Fairman saw the metamorphosis of Avila becoming more of a leader, both on and off the field.
“Mini really stepped into a leadership role just this year,” Fairman said. “I think in the past, she looked up to some of the older girls that had been the leaders through her club team and high school. I was looking for the girls that could fill those shoes this year and Mini did. She inspires her team off the field and on the field; she leads from the back, literally, as goalkeeper she’s always talking to her team, even from the opposite end of the field. She kept the girls motivated as well as instructed her defensive team from the back.”
With over 200 saves to her name during her senior season, Avila was named the Most Outstanding Defensive Player of the Mother Lode League.

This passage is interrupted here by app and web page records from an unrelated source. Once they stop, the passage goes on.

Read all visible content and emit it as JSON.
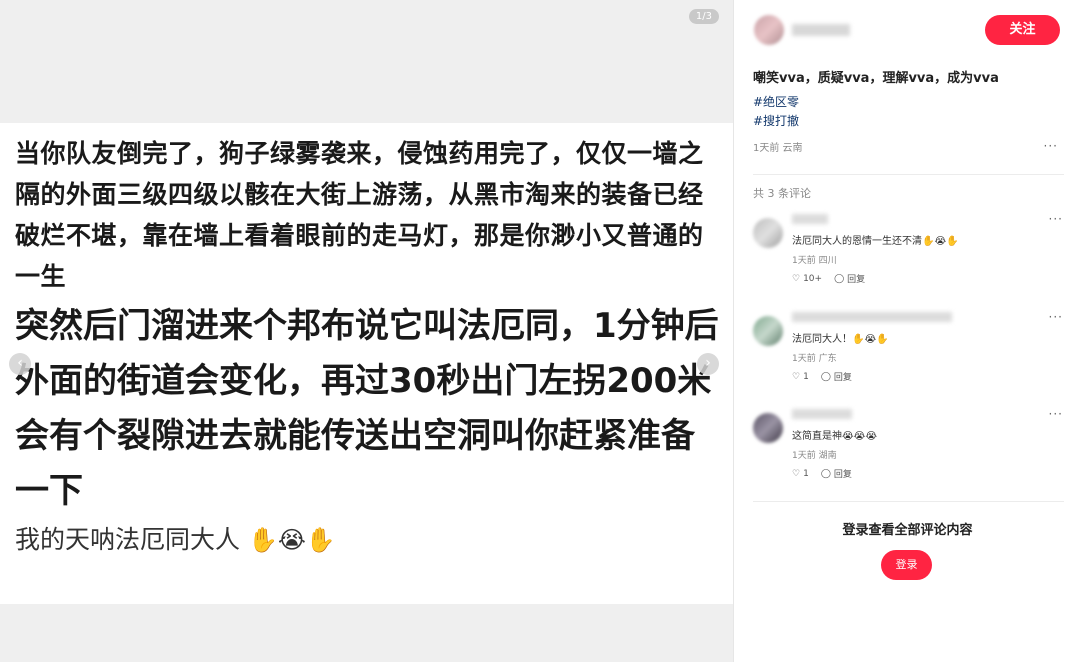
{
  "media": {
    "page_indicator": "1/3",
    "text_block1": "当你队友倒完了，狗子绿雾袭来，侵蚀药用完了，仅仅一墙之隔的外面三级四级以骸在大街上游荡，从黑市淘来的装备已经破烂不堪，靠在墙上看着眼前的走马灯，那是你渺小又普通的一生",
    "text_block2": "突然后门溜进来个邦布说它叫法厄同，1分钟后外面的街道会变化，再过30秒出门左拐200米会有个裂隙进去就能传送出空洞叫你赶紧准备一下",
    "text_block3": "我的天呐法厄同大人",
    "text_block3_emoji": "✋😭✋"
  },
  "side": {
    "follow_label": "关注",
    "title": "嘲笑vva，质疑vva，理解vva，成为vva",
    "tags": [
      "#绝区零",
      "#搜打撤"
    ],
    "meta": "1天前  云南",
    "more": "···",
    "comment_count": "共 3 条评论",
    "comments": [
      {
        "text": "法厄同大人的恩情一生还不清✋😭✋",
        "meta": "1天前  四川",
        "likes": "10+",
        "reply": "回复"
      },
      {
        "text": "法厄同大人！✋😭✋",
        "meta": "1天前  广东",
        "likes": "1",
        "reply": "回复"
      },
      {
        "text": "这简直是神😭😭😭",
        "meta": "1天前  湖南",
        "likes": "1",
        "reply": "回复"
      }
    ],
    "login_prompt": "登录查看全部评论内容",
    "login_label": "登录"
  },
  "colors": {
    "accent": "#ff2442",
    "tag": "#13386c"
  },
  "icons": [
    "chevron-left-icon",
    "chevron-right-icon",
    "heart-icon",
    "comment-icon",
    "more-icon"
  ]
}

With only one season left of her high school career, Avila decided to make the most of it. She knew that she was going to be on the swim team, but she also decided to return to the track squad for the first time since her freshman year.
Participating in two sports in one season is a daunting task, but Avila was ready for the challenge.
“(Being on the track team) just didn’t work out with my swim schedule (for the previous two years), but this year, I promised him (coach Jon Byrnes) at the beginning of the year that if I can just go to three meets and qualify for league, that I would do it,” Avila said. “I practiced during my PE period, but it was a lot of hard work.”
Avila threw discus and shot put. She set a season record in shot put at the final Mother Lode League meet of the year, measuring 29 feet, 8.5 inches. At the league finals, she placed third and qualified for the CIF Sac-Joaquin Section finals. Unfortunately for Avila, the finals took place on the same day as her class trip to Disneyland. Although the decision was a difficult one, Avila decided to make some final memories with her classmates and forego the section meet.
“I don’t have that passion or love for track the way I have it for other sports, so it really didn’t affect me as much,” Avila said. “I told my coaches how I felt and they supported me. I knew that I wasn’t going to go far at sections, so I felt that it was best for me to do my thing with my friends.”
Even after taking two years off from throwing, just qualifying for the section meet is something that Byrnes felt Avila shouldn’t take for granted.
“Mini has had a tremendous senior year,” Byrnes said. “It’s hard for a talented athlete such as Mini to focus on just one sport, because she wants to do all of them. It’s been a pleasure to work with her and I am very happy she was able to throw for us again this year. She will be missed.”
When she wasn’t with the track team, Avila was back in the pool. She made sure she put in the work to be successful and it paid off, as Avila qualified to swim at the CIF Section trials.
“She has a very positive attitude, so that’s a lot of fun,” Bret Harte head swim coach Katlyn Rugo said. “I honestly can’t even imagine a swim season without her. Next year is going to be really different.”
Enjoying the ride
When Avila wasn’t playing one of her four sports, she made sure that she attended a Bret Harte athletic event. Avila, who isn’t known for being quiet, prided herself on not only being one of the loudest in the area, but realized how important it is to support other Bret Harte athletes.
“I love it so much,” she said. “I’ll finish practice to go early. My friends support me in my sports, and I want to show that I’m there for them. It’s nice to have friends support you.”
With Avila now graduated and no longer a Bret Harte athlete, all she has left are fond memories and gratitude.
“I wouldn’t change anything about being a Bullfrog,” Avila said. “Every single coach that I’ve had for each sport has pushed me in some type of way and has made me stronger and I’m grateful for that.”